The arrival of the monsoon resembles a series of great skytsunamis; huge, churning waves of sky-water that come storming off the ocean to shake buildings, bend trees and lash the land. But instead of destruction, they bring transformation with every visit. The first change is from calm to wild, then hot to cool, eventually brown to green and of course, always, dry to wet. Ah, yes, wet! This is the old familiar feeling that keeps so many who do not understand the essence of the word "monsoon" away from the tropics. What many of these stay-aways don't realize is that Phuket's "green" season is not in anyway related to the numbingly cold, miserable grey drizzle for which London is so famous. Here we have tropical storms, and they are very different animals. "Beasts" might even be a better way to describe them, for each storm that comes rushing in, blowing and spitting over the island before churning off into the forest of cumulous columns has its own personality. Some are violently windy, but dry. Others are fiery violent, hurling thunderbolts as gods are wont to do. Against the great heavenly canvass some stir beast-like images of black and grey then fade to a pussycat purr.

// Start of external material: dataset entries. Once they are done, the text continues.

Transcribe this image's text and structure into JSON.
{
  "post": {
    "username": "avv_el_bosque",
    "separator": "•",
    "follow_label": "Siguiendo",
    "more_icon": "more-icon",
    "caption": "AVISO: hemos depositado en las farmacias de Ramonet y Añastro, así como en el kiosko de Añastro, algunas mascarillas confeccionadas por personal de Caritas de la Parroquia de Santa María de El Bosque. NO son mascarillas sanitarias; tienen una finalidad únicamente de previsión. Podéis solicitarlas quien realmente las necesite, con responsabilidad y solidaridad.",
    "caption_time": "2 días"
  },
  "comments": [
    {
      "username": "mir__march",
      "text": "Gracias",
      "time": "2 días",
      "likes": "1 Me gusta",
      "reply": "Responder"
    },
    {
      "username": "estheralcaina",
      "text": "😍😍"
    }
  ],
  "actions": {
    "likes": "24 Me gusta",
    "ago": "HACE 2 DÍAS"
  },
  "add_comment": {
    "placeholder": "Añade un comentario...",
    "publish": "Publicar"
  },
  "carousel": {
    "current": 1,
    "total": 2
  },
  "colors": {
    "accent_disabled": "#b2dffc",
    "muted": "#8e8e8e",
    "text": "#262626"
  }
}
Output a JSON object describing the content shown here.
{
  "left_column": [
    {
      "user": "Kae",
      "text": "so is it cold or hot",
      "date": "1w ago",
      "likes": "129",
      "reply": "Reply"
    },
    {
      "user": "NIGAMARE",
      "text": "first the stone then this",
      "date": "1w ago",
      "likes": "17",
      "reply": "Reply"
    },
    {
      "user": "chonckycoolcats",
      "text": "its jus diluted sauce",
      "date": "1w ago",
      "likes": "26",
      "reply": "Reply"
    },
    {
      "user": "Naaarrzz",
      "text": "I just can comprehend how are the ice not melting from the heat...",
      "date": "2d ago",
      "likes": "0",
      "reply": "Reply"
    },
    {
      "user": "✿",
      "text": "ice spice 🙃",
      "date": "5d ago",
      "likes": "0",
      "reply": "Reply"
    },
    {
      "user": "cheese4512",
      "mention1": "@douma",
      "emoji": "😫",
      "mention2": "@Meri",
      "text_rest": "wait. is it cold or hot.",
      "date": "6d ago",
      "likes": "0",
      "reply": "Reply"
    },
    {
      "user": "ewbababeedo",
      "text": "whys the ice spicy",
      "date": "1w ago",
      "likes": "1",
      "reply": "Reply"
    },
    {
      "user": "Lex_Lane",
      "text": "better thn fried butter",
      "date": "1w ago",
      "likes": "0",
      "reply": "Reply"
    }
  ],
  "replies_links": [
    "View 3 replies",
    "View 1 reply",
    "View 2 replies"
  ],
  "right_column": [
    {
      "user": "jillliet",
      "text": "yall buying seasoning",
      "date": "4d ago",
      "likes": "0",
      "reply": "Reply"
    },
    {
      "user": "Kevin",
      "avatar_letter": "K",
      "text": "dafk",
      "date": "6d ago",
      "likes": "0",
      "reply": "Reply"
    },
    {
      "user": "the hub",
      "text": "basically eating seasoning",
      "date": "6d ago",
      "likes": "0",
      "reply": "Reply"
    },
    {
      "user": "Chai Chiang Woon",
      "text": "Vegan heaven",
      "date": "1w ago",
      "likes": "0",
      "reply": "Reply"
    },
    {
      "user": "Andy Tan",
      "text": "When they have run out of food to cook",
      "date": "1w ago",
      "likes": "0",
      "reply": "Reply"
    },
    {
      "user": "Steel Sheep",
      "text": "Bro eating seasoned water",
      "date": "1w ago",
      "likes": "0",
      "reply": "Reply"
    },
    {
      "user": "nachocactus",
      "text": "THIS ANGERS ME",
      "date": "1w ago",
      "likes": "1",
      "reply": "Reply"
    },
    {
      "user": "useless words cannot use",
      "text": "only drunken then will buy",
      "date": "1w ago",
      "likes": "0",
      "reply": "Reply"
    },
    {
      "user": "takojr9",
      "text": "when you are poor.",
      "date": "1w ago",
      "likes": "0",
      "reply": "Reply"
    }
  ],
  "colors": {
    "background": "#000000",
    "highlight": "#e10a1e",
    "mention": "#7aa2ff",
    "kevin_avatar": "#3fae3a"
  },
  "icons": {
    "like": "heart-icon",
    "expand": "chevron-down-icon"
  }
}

Our standard tropical storm is a mix of all of these heavenly elements. And I love to wait on the shoreline and watch the ocean surface change colours as fast as a chameleon as the storm approaches. And it is fast. Fast to come, fast to go. The classic tropical storm comes swirling in off the ocean during the late afternoon and is gone within the hour. Behind it a shaken but freshened world gleams with polished colours in the last rays of sun. The trees, shaken of dead wood and old leaves, have been doused with the elixir of all life. They can almost be heard singing. The grass seems to leap out of the ground each time we turn away. Vines rush up trunks and walls seeking the sun, some climbing a foot a day. Bamboo, elephant ears and countless other tropical plants put on lush displays of copious expansion. Their combined efforts morph every corner of the island making it green, alive and fresh. The next act in this daily routine unfolds as stars fade to skies of heavenly blue and a horizon sculpted with gleaming white, cumulous towers. Crisp mornings following an evening storm can be the clearest, brightest and most inspiring in the tropical calendar. While people who react against the word monsoon are far-off sitting at home encamped in long, cold days and nights of slow, spirit-killing drizzle. But on the opposite side of the world Phuket is enjoying a green season, a time of natural drama and rebirth that is quite the opposite to these old and cold – and very mistaken - visions of monsoons.

PHUKET just so much to see and do
Whether its paragliding, sun tanning, playing beach soccer, frolicking in the sand with your children, or even banana boating, Phuket's beaches promise to never bore you. You can even jump in a longtail and explore the shoreline, or take to trip to a neighbouring island. Whatever your beach desire may be, Thailand's largest island is bound to fulfil it. From the well-known beaches of Patong, Karon and Kata to the northern sandy hot spots of Kamala, Surin, Bangtao, Naithon, and Mai Khao the diversity of Phuket's beaches is simply outstanding. You can have busy and vibrant, or quiet and laid back - the choice is yours. Centuries back, Marco Polo said that Phuket was one of the most glorious places on earth – nothing's changed: experience Phuket, experience Amazing Thailand!!

Photo essay by Apichai Ekapoom